James Titcomb
Sony Pictures produces Amazon series The Tick - Television Stills

One of Wall Street’s most powerful activist investors has trained his sights on Sony for the second time in six years, sending shares in the Japanese conglomerate up on the prospect of a break-up.

Dan Loeb, the head of Third Point Capital, is planning to raise up to $1bn (£770m) to raise its stake in Sony and agitate for change, according to reports.

Mr Loeb waged a campaign for Sony to spin off its entertainment division in 2013, saying the business was under-appreciated and poorly managed compared to its electronics division.

After a three-month campaign, the company rejected the proposal, saying the entertertainment arm - which includes a movie studio and record label - was better off inside the company. Third Point sold its stake booking a 20pc profit.

In recent years, Sony’s shares have soared on the success of its PlayStation 4, but have fallen in recent months as the current generation of games consoles winds down. Last year it replaced its chief executive Kazuo Hirai with Kenichiro Yoshida, a veteran finance executive who has said he views entertainment as an important part of the company’s future.

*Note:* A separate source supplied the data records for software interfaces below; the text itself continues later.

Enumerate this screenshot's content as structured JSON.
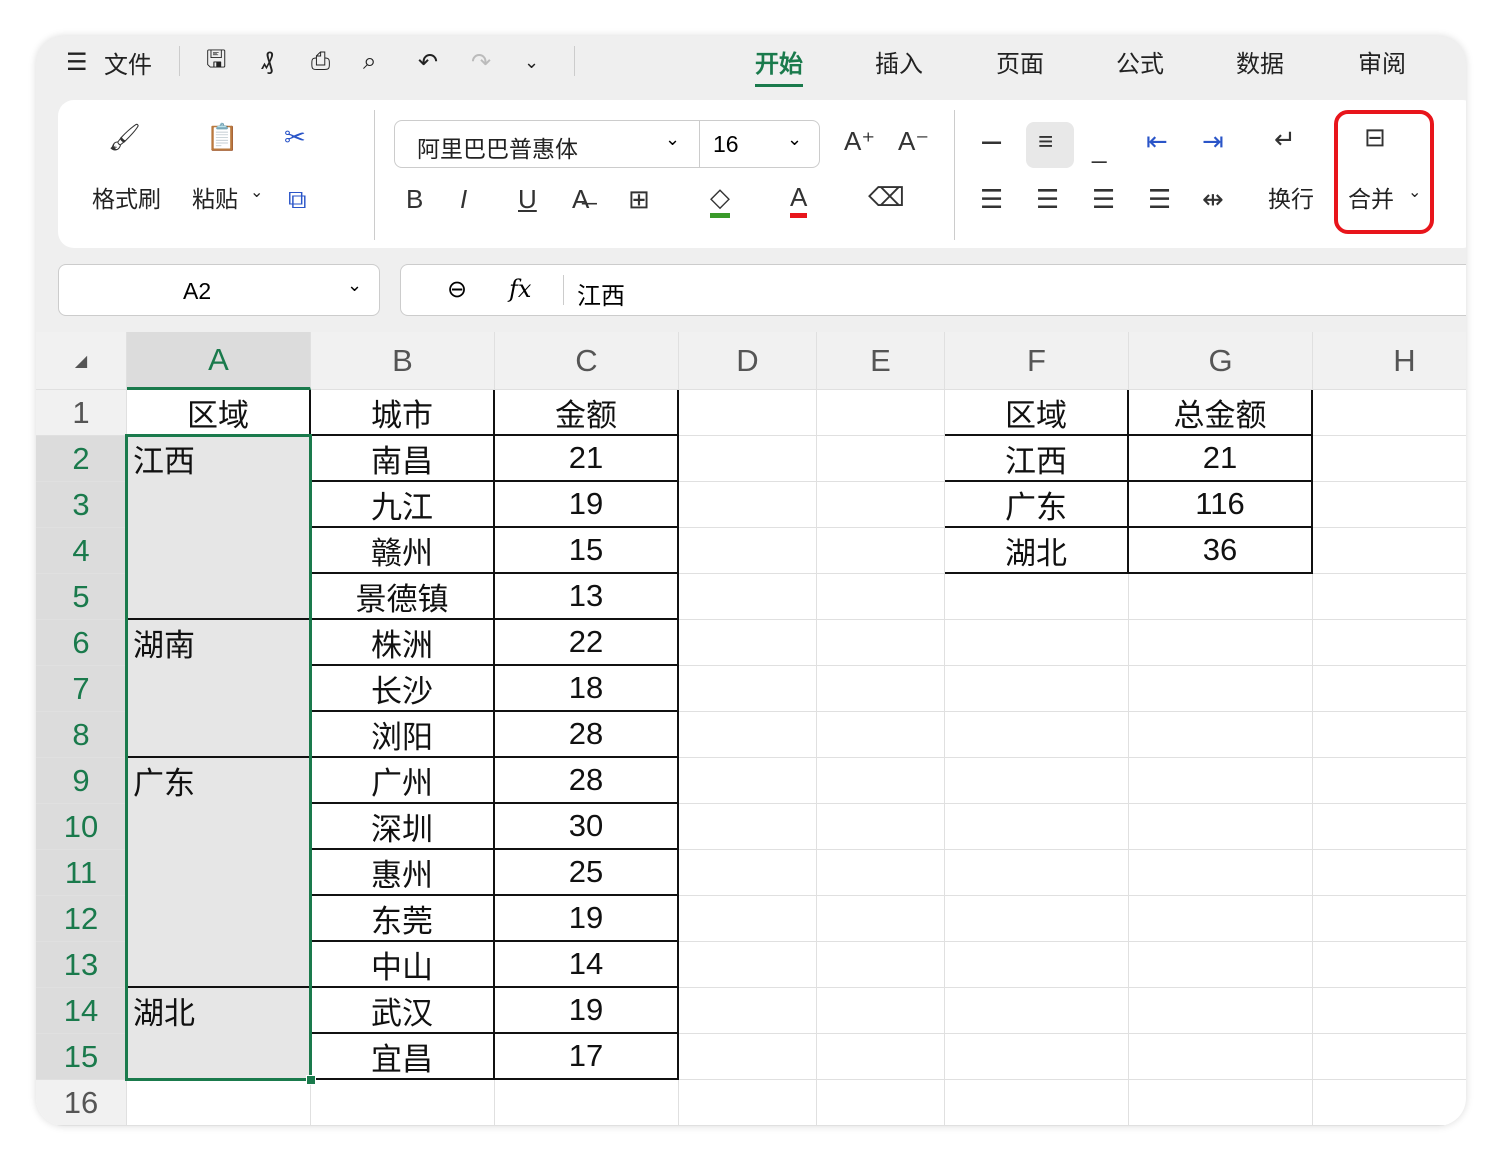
{
  "menu": {
    "file_label": "文件",
    "tabs": [
      "开始",
      "插入",
      "页面",
      "公式",
      "数据",
      "审阅"
    ],
    "active_tab": "开始"
  },
  "ribbon": {
    "format_painter": "格式刷",
    "paste": "粘贴",
    "font_name": "阿里巴巴普惠体",
    "font_size": "16",
    "wrap": "换行",
    "merge": "合并",
    "bold": "B",
    "italic": "I",
    "underline": "U"
  },
  "formula_bar": {
    "cell_ref": "A2",
    "fx": "fx",
    "value": "江西"
  },
  "colors": {
    "accent": "#1a7a4c",
    "highlight": "#e8151b",
    "fill_color": "#3a9a2a",
    "font_color": "#e8151b"
  },
  "sheet": {
    "columns": [
      "A",
      "B",
      "C",
      "D",
      "E",
      "F",
      "G",
      "H"
    ],
    "rows": [
      [
        "区域",
        "城市",
        "金额",
        "",
        "",
        "区域",
        "总金额",
        ""
      ],
      [
        "江西",
        "南昌",
        "21",
        "",
        "",
        "江西",
        "21",
        ""
      ],
      [
        "",
        "九江",
        "19",
        "",
        "",
        "广东",
        "116",
        ""
      ],
      [
        "",
        "赣州",
        "15",
        "",
        "",
        "湖北",
        "36",
        ""
      ],
      [
        "",
        "景德镇",
        "13",
        "",
        "",
        "",
        "",
        ""
      ],
      [
        "湖南",
        "株洲",
        "22",
        "",
        "",
        "",
        "",
        ""
      ],
      [
        "",
        "长沙",
        "18",
        "",
        "",
        "",
        "",
        ""
      ],
      [
        "",
        "浏阳",
        "28",
        "",
        "",
        "",
        "",
        ""
      ],
      [
        "广东",
        "广州",
        "28",
        "",
        "",
        "",
        "",
        ""
      ],
      [
        "",
        "深圳",
        "30",
        "",
        "",
        "",
        "",
        ""
      ],
      [
        "",
        "惠州",
        "25",
        "",
        "",
        "",
        "",
        ""
      ],
      [
        "",
        "东莞",
        "19",
        "",
        "",
        "",
        "",
        ""
      ],
      [
        "",
        "中山",
        "14",
        "",
        "",
        "",
        "",
        ""
      ],
      [
        "湖北",
        "武汉",
        "19",
        "",
        "",
        "",
        "",
        ""
      ],
      [
        "",
        "宜昌",
        "17",
        "",
        "",
        "",
        "",
        ""
      ],
      [
        "",
        "",
        "",
        "",
        "",
        "",
        "",
        ""
      ]
    ]
  }
}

According to Reuters, Mr Loeb believes that Sony’s movie studio could be a takeover target for Amazon or Netflix, both of which are spending billions investing in original films and TV shows.

Sony shares rose by 7.3pc in New York after the report. Third Point and Sony did not comment.

The Japanese company has been a major player in entertainment since the 1980s when it bought Columbia Pictures and CBS Records, hoping that owning both electronics such as the Walkman and the content that was played on them would prove fruitful. However, the company has fallen behind the likes of Apple in electronics, with its video game division becoming its highest earner.

Mr Loeb, who has become notorious for his brash activist style, engineered a management clear-out at Yahoo before selling Third Point’s stake for a $520m profit in 2013.